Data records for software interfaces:
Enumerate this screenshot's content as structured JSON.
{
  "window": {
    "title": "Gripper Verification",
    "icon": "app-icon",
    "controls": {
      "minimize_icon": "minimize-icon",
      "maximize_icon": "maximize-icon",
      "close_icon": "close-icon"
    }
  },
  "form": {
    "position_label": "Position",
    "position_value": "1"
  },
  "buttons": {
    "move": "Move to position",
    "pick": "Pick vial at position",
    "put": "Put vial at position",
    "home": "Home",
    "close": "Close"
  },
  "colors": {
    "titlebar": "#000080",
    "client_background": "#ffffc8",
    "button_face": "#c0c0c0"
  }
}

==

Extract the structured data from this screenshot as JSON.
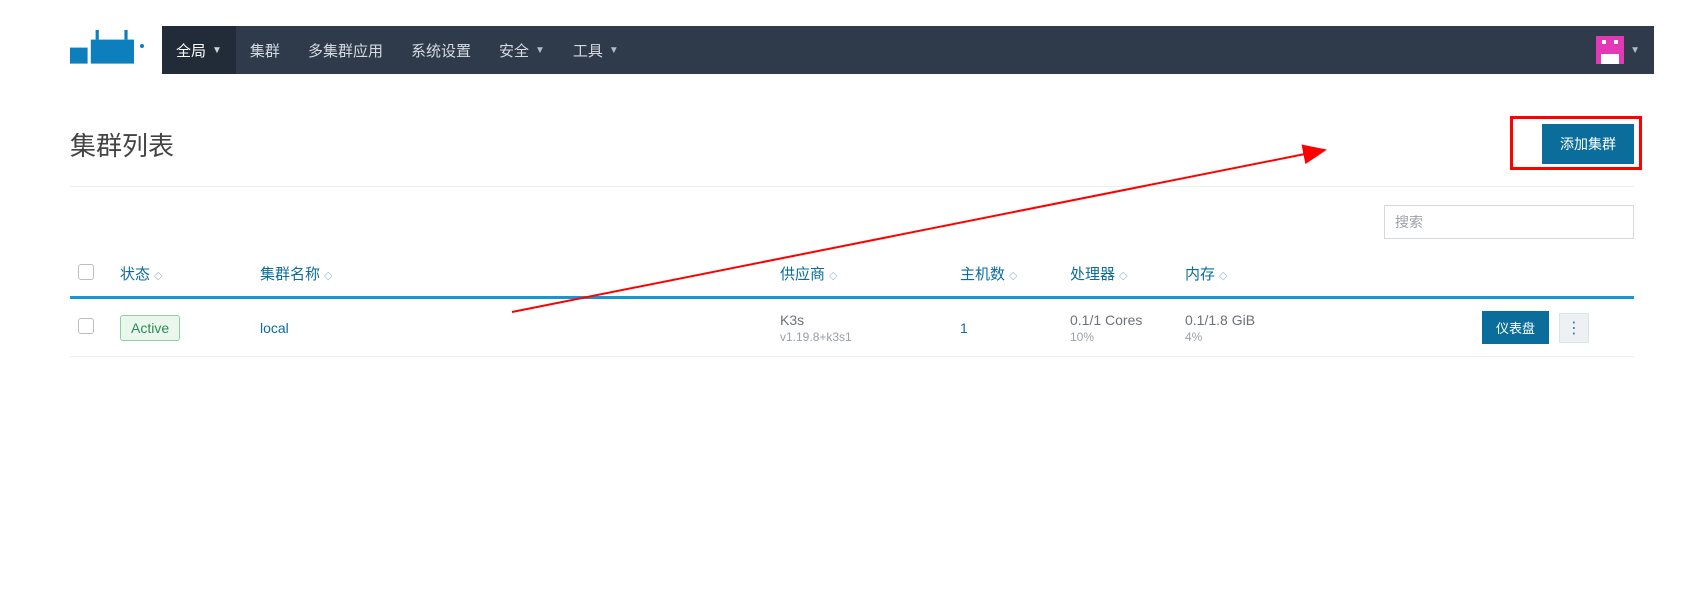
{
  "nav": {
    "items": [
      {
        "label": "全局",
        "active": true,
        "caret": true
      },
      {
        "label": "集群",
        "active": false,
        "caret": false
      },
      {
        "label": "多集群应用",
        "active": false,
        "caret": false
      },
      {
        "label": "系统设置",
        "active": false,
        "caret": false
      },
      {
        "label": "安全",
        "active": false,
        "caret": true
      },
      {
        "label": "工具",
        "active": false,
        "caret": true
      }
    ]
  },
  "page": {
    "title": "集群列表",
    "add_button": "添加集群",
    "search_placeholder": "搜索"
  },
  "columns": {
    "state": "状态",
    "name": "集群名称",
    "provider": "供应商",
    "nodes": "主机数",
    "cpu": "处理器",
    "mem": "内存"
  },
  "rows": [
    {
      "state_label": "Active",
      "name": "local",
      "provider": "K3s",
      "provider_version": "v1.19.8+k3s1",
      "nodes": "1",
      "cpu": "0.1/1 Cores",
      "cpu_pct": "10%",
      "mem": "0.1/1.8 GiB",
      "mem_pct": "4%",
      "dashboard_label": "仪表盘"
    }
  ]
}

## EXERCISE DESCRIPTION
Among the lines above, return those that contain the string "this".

## OUTPUT BELOW
Enumerate this screenshot's content as structured JSON.
Extract the structured data from this screenshot as JSON.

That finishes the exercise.